=== RECORDS TO USE ===
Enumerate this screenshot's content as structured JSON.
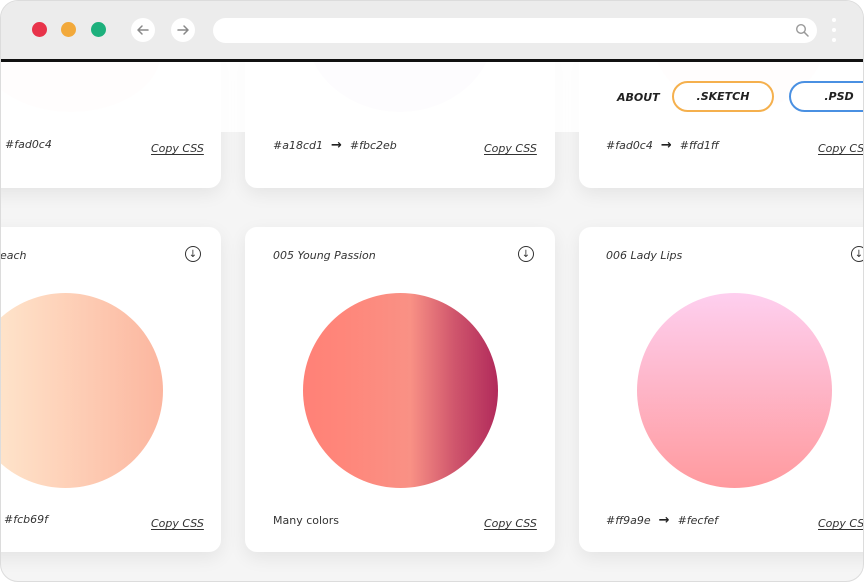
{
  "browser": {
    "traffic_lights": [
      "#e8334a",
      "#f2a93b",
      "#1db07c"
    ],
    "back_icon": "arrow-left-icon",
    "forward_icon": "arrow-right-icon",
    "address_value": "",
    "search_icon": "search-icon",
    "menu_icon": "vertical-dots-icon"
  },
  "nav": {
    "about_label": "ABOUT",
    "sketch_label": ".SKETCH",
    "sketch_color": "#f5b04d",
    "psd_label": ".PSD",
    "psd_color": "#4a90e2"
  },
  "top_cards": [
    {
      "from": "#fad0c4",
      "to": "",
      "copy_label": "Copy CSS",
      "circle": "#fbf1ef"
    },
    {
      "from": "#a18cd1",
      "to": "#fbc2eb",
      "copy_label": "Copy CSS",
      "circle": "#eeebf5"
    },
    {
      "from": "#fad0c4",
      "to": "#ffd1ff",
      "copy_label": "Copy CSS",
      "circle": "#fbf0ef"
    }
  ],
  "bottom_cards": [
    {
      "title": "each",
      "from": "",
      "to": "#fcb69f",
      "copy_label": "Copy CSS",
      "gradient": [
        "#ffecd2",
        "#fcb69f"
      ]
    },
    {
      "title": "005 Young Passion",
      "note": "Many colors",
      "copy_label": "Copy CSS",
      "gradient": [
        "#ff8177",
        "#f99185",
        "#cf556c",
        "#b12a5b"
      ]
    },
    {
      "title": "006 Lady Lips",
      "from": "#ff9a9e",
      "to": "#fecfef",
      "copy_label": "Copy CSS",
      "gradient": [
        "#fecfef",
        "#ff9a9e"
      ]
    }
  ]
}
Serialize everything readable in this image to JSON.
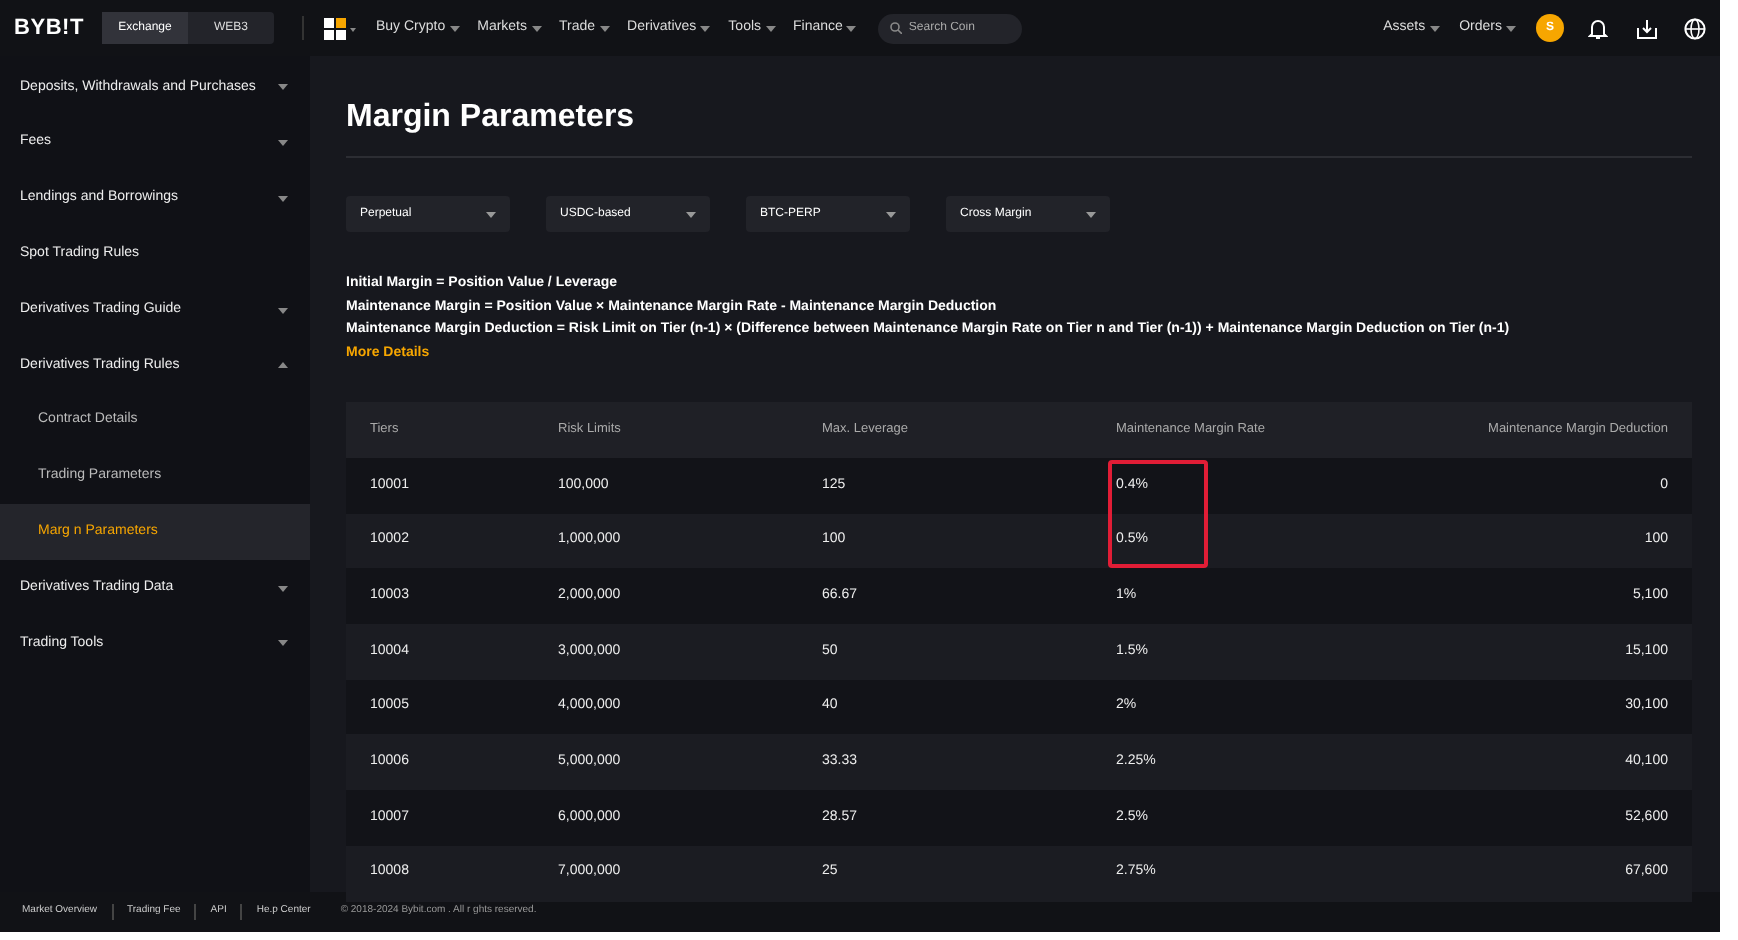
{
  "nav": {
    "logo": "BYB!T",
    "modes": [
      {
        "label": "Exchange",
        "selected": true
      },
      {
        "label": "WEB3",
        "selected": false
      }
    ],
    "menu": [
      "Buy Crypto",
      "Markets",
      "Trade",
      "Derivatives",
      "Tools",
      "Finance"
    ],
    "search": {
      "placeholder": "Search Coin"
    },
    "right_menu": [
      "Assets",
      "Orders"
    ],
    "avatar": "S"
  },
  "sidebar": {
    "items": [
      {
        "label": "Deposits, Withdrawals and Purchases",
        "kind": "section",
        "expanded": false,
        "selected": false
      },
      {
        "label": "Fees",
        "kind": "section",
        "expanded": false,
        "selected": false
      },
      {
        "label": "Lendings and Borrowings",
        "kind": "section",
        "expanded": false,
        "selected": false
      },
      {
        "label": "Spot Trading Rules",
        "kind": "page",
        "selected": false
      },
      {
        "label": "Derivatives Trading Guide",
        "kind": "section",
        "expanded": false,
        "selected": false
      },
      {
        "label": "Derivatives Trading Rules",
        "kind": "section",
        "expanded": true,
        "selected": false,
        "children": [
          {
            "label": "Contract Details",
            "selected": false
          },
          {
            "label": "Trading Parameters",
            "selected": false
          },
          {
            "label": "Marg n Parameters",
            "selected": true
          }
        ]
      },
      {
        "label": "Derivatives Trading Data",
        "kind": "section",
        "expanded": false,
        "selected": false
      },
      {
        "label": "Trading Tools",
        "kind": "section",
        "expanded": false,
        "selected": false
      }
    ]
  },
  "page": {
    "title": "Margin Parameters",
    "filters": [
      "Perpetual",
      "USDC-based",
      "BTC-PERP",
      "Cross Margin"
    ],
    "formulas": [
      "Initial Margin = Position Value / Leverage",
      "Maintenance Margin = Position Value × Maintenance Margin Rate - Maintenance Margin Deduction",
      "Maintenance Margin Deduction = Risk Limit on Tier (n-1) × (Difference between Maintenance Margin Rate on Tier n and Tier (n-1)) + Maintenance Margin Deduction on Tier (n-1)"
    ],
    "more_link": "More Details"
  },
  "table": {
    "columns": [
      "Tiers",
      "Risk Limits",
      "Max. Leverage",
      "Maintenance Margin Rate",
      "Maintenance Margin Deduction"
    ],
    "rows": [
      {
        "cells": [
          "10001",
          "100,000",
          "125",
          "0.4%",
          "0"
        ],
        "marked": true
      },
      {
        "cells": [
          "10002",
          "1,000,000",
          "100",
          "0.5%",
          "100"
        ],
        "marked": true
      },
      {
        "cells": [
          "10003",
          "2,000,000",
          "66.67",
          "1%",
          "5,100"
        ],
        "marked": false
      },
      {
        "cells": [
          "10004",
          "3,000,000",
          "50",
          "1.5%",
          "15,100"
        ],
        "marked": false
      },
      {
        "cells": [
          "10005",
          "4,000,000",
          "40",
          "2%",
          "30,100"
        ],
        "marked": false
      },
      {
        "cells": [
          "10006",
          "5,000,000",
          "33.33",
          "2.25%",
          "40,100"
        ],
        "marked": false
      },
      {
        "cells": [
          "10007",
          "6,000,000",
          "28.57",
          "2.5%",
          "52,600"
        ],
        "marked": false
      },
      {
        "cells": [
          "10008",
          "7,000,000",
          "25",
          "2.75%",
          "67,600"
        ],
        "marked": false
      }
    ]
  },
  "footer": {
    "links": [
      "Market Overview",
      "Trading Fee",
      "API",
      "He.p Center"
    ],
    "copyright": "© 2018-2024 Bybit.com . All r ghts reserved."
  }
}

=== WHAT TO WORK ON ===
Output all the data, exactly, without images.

=== TASK RESULT ===
Enumerate this screenshot's content as structured JSON.
{
  "browser": {
    "traffic_lights": [
      "#e8334a",
      "#f2a93b",
      "#1db07c"
    ],
    "back_icon": "arrow-left-icon",
    "forward_icon": "arrow-right-icon",
    "address_value": "",
    "search_icon": "search-icon",
    "menu_icon": "vertical-dots-icon"
  },
  "nav": {
    "about_label": "ABOUT",
    "sketch_label": ".SKETCH",
    "sketch_color": "#f5b04d",
    "psd_label": ".PSD",
    "psd_color": "#4a90e2"
  },
  "top_cards": [
    {
      "from": "#fad0c4",
      "to": "",
      "copy_label": "Copy CSS",
      "circle": "#fbf1ef"
    },
    {
      "from": "#a18cd1",
      "to": "#fbc2eb",
      "copy_label": "Copy CSS",
      "circle": "#eeebf5"
    },
    {
      "from": "#fad0c4",
      "to": "#ffd1ff",
      "copy_label": "Copy CSS",
      "circle": "#fbf0ef"
    }
  ],
  "bottom_cards": [
    {
      "title": "each",
      "from": "",
      "to": "#fcb69f",
      "copy_label": "Copy CSS",
      "gradient": [
        "#ffecd2",
        "#fcb69f"
      ]
    },
    {
      "title": "005 Young Passion",
      "note": "Many colors",
      "copy_label": "Copy CSS",
      "gradient": [
        "#ff8177",
        "#f99185",
        "#cf556c",
        "#b12a5b"
      ]
    },
    {
      "title": "006 Lady Lips",
      "from": "#ff9a9e",
      "to": "#fecfef",
      "copy_label": "Copy CSS",
      "gradient": [
        "#fecfef",
        "#ff9a9e"
      ]
    }
  ]
}
Serialize everything readable in this image to JSON.
{
  "nav": {
    "logo": "BYB!T",
    "modes": [
      {
        "label": "Exchange",
        "selected": true
      },
      {
        "label": "WEB3",
        "selected": false
      }
    ],
    "menu": [
      "Buy Crypto",
      "Markets",
      "Trade",
      "Derivatives",
      "Tools",
      "Finance"
    ],
    "search": {
      "placeholder": "Search Coin"
    },
    "right_menu": [
      "Assets",
      "Orders"
    ],
    "avatar": "S"
  },
  "sidebar": {
    "items": [
      {
        "label": "Deposits, Withdrawals and Purchases",
        "kind": "section",
        "expanded": false,
        "selected": false
      },
      {
        "label": "Fees",
        "kind": "section",
        "expanded": false,
        "selected": false
      },
      {
        "label": "Lendings and Borrowings",
        "kind": "section",
        "expanded": false,
        "selected": false
      },
      {
        "label": "Spot Trading Rules",
        "kind": "page",
        "selected": false
      },
      {
        "label": "Derivatives Trading Guide",
        "kind": "section",
        "expanded": false,
        "selected": false
      },
      {
        "label": "Derivatives Trading Rules",
        "kind": "section",
        "expanded": true,
        "selected": false,
        "children": [
          {
            "label": "Contract Details",
            "selected": false
          },
          {
            "label": "Trading Parameters",
            "selected": false
          },
          {
            "label": "Marg n Parameters",
            "selected": true
          }
        ]
      },
      {
        "label": "Derivatives Trading Data",
        "kind": "section",
        "expanded": false,
        "selected": false
      },
      {
        "label": "Trading Tools",
        "kind": "section",
        "expanded": false,
        "selected": false
      }
    ]
  },
  "page": {
    "title": "Margin Parameters",
    "filters": [
      "Perpetual",
      "USDC-based",
      "BTC-PERP",
      "Cross Margin"
    ],
    "formulas": [
      "Initial Margin = Position Value / Leverage",
      "Maintenance Margin = Position Value × Maintenance Margin Rate - Maintenance Margin Deduction",
      "Maintenance Margin Deduction = Risk Limit on Tier (n-1) × (Difference between Maintenance Margin Rate on Tier n and Tier (n-1)) + Maintenance Margin Deduction on Tier (n-1)"
    ],
    "more_link": "More Details"
  },
  "table": {
    "columns": [
      "Tiers",
      "Risk Limits",
      "Max. Leverage",
      "Maintenance Margin Rate",
      "Maintenance Margin Deduction"
    ],
    "rows": [
      {
        "cells": [
          "10001",
          "100,000",
          "125",
          "0.4%",
          "0"
        ],
        "marked": true
      },
      {
        "cells": [
          "10002",
          "1,000,000",
          "100",
          "0.5%",
          "100"
        ],
        "marked": true
      },
      {
        "cells": [
          "10003",
          "2,000,000",
          "66.67",
          "1%",
          "5,100"
        ],
        "marked": false
      },
      {
        "cells": [
          "10004",
          "3,000,000",
          "50",
          "1.5%",
          "15,100"
        ],
        "marked": false
      },
      {
        "cells": [
          "10005",
          "4,000,000",
          "40",
          "2%",
          "30,100"
        ],
        "marked": false
      },
      {
        "cells": [
          "10006",
          "5,000,000",
          "33.33",
          "2.25%",
          "40,100"
        ],
        "marked": false
      },
      {
        "cells": [
          "10007",
          "6,000,000",
          "28.57",
          "2.5%",
          "52,600"
        ],
        "marked": false
      },
      {
        "cells": [
          "10008",
          "7,000,000",
          "25",
          "2.75%",
          "67,600"
        ],
        "marked": false
      }
    ]
  },
  "footer": {
    "links": [
      "Market Overview",
      "Trading Fee",
      "API",
      "He.p Center"
    ],
    "copyright": "© 2018-2024 Bybit.com . All r ghts reserved."
  }
}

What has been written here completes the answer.